‘Every brand has its own objectives and strategies to win the market. We had an in-depth market study beforehand and based on the insights, we have decided on the right products that meet the demand of most Indonesian consumers. We believe the heritage, the appealing design, the outstanding comfort, as well as the modern features that Citroën has will drive this brand to success in Indonesia,’ a Citroën spokesperson told Autovista24.
The carmaker plans to roll out its first models in Indonesia next year. It has partnered with Indomobil Group, which will be solely responsible for distributing Citroën vehicles. The model mix includes an SUV, a small car, and an EV, with the manufacturer initially offering the C5 Aircross, the new C3, and the ë-C4.
‘Our primary ambition is to position ourselves as a brand that offers a different experience and cares for its customers. Together with the Indomobil team, we are aware of the market conditions and believe we will bring a relevant offer,’ Citroën added.
Citroën’s initial model offer is not a coincidence. Family-friendly vehicles are among the best-selling cars in Indonesia, many of which are powered by fossil fuels. But the Indonesian government is also eager to increase the share of electric vehicles as air pollution in the country ranks among the worst in the world.
EV sales in the country have increased and to further generate interest among the population, the country is looking to introduce game-changing EV incentives in 2023. Talking to Bloomberg, the transport minister of Indonesia, Budi Karya Sumadi, said the government aims to subsidise purchases of EVs in 2023 to spur on electromobility and make electric vehicles more cost-competitive.
Popular EV models include Hyundai’s Ioniq5, Nissan’s Leaf, as well as Lexus’ UX300e and Toyota’s C+pod.

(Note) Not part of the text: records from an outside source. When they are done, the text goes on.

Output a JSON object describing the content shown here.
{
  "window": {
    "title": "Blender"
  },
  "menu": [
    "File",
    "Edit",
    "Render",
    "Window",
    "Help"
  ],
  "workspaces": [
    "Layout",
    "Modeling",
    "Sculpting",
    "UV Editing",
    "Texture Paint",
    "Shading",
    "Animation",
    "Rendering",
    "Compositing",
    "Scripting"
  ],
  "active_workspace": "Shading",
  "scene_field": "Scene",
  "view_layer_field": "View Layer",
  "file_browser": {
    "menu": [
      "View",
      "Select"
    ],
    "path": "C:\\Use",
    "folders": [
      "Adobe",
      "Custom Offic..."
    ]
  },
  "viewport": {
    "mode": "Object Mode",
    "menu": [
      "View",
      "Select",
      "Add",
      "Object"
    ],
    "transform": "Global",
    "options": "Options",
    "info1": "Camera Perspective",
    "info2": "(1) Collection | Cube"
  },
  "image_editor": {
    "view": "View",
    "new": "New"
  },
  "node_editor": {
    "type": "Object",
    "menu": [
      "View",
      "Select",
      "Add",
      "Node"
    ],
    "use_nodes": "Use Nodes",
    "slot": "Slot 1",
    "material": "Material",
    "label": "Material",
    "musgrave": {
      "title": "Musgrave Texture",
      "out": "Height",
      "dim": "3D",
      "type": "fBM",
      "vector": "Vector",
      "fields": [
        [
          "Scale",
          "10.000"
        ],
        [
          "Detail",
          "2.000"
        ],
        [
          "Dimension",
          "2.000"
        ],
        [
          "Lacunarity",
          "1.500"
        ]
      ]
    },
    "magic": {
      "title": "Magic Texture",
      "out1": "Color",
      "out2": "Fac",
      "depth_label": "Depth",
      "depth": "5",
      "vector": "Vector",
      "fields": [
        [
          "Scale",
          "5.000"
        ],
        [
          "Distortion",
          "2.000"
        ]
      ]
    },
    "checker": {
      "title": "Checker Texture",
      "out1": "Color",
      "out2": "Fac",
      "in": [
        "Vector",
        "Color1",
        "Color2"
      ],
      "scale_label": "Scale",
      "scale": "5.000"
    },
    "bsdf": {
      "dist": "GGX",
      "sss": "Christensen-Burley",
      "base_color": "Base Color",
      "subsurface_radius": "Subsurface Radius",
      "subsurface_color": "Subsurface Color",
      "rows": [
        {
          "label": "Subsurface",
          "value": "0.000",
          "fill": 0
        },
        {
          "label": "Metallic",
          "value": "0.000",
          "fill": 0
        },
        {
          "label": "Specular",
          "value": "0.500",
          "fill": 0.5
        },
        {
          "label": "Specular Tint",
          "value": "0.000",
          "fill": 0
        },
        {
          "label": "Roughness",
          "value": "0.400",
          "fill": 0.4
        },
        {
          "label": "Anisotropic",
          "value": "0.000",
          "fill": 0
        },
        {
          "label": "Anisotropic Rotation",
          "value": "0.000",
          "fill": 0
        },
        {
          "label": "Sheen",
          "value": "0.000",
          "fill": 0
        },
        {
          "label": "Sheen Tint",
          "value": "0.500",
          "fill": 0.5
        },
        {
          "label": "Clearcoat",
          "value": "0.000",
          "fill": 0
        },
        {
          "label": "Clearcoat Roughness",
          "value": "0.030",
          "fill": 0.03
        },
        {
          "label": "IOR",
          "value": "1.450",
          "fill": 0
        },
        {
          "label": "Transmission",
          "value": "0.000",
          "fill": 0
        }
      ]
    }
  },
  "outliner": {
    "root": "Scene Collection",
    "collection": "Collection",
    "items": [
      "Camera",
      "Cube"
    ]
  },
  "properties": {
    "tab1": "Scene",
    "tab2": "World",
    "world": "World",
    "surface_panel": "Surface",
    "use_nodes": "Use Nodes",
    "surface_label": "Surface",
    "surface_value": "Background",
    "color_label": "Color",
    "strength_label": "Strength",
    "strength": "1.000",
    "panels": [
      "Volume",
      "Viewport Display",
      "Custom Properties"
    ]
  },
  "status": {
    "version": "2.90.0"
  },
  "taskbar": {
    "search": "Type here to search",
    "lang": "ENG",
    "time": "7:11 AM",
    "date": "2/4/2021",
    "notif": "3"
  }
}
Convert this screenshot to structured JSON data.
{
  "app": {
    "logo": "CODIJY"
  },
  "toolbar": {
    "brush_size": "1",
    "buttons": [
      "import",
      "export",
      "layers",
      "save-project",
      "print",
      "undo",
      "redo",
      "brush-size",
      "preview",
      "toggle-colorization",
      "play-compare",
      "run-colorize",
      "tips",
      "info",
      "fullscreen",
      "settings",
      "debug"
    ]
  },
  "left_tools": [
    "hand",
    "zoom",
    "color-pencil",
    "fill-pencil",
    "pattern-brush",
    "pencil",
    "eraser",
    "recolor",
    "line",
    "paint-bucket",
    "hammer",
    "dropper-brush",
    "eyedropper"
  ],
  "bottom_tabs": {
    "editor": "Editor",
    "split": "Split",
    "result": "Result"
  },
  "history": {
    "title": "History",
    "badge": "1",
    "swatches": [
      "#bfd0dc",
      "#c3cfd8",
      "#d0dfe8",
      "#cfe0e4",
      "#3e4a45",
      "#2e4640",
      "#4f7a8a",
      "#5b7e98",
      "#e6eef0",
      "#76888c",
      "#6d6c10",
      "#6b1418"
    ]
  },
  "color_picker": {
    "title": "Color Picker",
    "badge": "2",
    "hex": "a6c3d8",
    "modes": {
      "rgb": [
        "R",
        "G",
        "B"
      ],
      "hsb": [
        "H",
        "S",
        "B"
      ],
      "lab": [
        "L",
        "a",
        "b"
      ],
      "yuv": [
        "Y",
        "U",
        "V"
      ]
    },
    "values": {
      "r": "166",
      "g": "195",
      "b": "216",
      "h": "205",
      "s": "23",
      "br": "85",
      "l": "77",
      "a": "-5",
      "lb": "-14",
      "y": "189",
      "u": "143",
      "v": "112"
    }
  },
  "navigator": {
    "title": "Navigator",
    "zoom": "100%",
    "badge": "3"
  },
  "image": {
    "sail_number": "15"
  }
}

However, electric cars in the country are not only competing with their internal-combustion engine (ICE) counterparts, but also with two-wheelers such as motorbikes and electric scooters.
As the largest producer of nickel and a key supplier of cobalt and copper ores, Indonesia is also playing a significant role in the global EV transition. Supply-chain disruption caused by the war in Ukraine and COVID-19 restrictions in China have also highlighted Indonesia as a favourable location to secure and diversify supplies.
The government is hoping to turn the country into an EV manufacturing hub and is reportedly wooing Western manufacturers such as Tesla to build a production site in the country although this has not yet been confirmed. Meanwhile, Ford and partners have struck a deal with mining company Vale Indonesia this year to build a nickel chemical extraction plant.
Joko Widodo, Indonesia’s president, is also eager to attract investments from European car brands. In an interview with German newspaper Handelsblatt published on 10 October 2022, he said the country is the ‘ideal production location’ for carmakers. Widodo emphasised that prominent German brands such as Mercedes-Benz, BMW, and Volkswagen (VW) could move their EV supply chains to Indonesia, including nickel processing sites and EV battery production facilities.
The country wants to become more than a supplier of raw materials as it aims to build an EV ecosystem. While fully-electric cars claim a small share of the vehicle market and the number of charging stations remains in the lower hundreds, the Indonesian government has come up with an electrification roadmap. It wants to locally produce more than 600,000 four-wheeled EV units by 2030.
It is fair to say that Indonesia’s EV market is still in its infancy, but it would be foolish to dismiss its growth potential. The country’s young demographic, its rich resources, and the growing rate of urbanisation, alongside the government’s efforts to build awareness of electrification and offer incentives to foreign companies, are all important factors for Western carmakers.
Citroën’s presence in Indonesia might not shake up the market, but it is an indication that momentum is building and that the country is increasingly attracting international attention.